An Anglican congregation in Wheaton, Illinois, that has distanced itself from the Episcopal Church and placed itself under the sponsorship of the Anglican archbishop of Rwanda has learned, according to critics, how long a reach the politics of an African nation can have on a U.S. parish.
The conflict in the Anglican Communion over homosexuality is usually represented as a split between the U.S., British and Canadian churches on the one hand and the rest of the Anglican world on the other. Often cited is the 2004 statement issued at a meeting in Nigeria by the Anglican Primates of the Global South, representing 18 Anglican provinces.
In a clear rebuff to conservatives in the global Anglican Communion, Episcopal Church leaders have rejected a September 30 deadline set by overseas Anglicans to roll back their church’s pro-gay policies, arguing that such decisions can be made only at the U.S. church’s triennial conventions—the next one being in 2009.
Nigerian Archbishop Peter Akinola, who defied the top bishops of the Episcopal Church and the Anglican Communion by installing his own bishop on U.S. soil this month, declared that “insulting and condescending” American bishops are to blame for the controversy.

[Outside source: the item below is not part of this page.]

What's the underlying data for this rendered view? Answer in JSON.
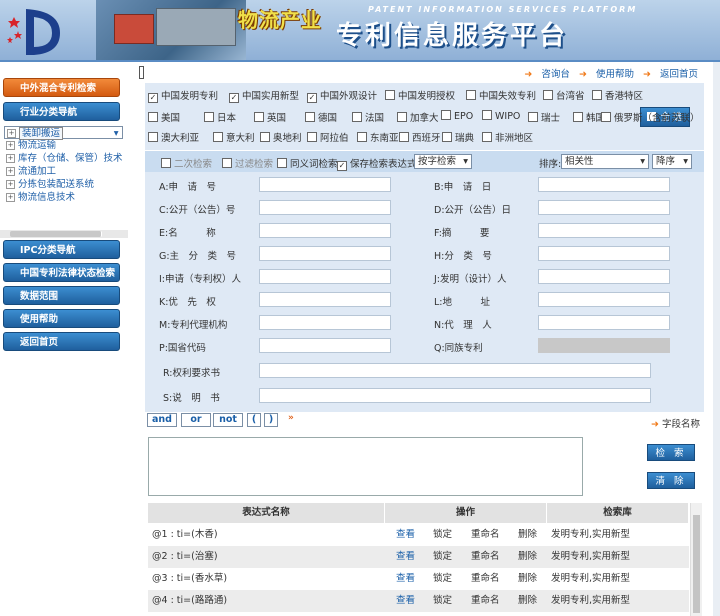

Episcopal bishops have brushed off an attempt to give overseas Anglicans a role in governing the Episcopal Church, saying such a move would be “injurious” and could lead to a permanent division of the U.S. church.
After the evening service on Ash Wednesday, I was led off for coffee and conversation by a group of seminary students who wanted to air their frustrations about the recent meeting of Anglican primates. The primates had issued a call for the Episcopal Church in the U.S. to declare that it will not authorize same-sex blessings and will not elect another openly gay bishop.
Calls for patience from restive Episcopal majority
Mar 20, 2007
Pleading for patience from her church’s restive majority, Presiding Bishop Katharine Jefferts Schori urged the Episcopal Church to refrain from ordaining gay bishops and blessing same-sex unions “for a season,” so it can contribute further to the drafting of a covenant among the world’s 77 million Anglicans.
Anglican leaders from around the world have told the Episcopal Church’s bishops they must declare unequivocally that they will not authorize same-sex blessings and that no one living in a same-sex union will be made a bishop.
Life is often violent at the intersection of white and black in the scrappy Cape Town suburb of Mowbray. Wedged between the exclusive neighborhoods near the mountain and the vast squalor of the townships, Mowbray sits at the front lines of South African integration.
Conservative Episcopalians’ steady exodus from the Episcopal Church accelerated before Christmas as eight Virginia congregations—including two large, historic parishes—voted to leave the national body.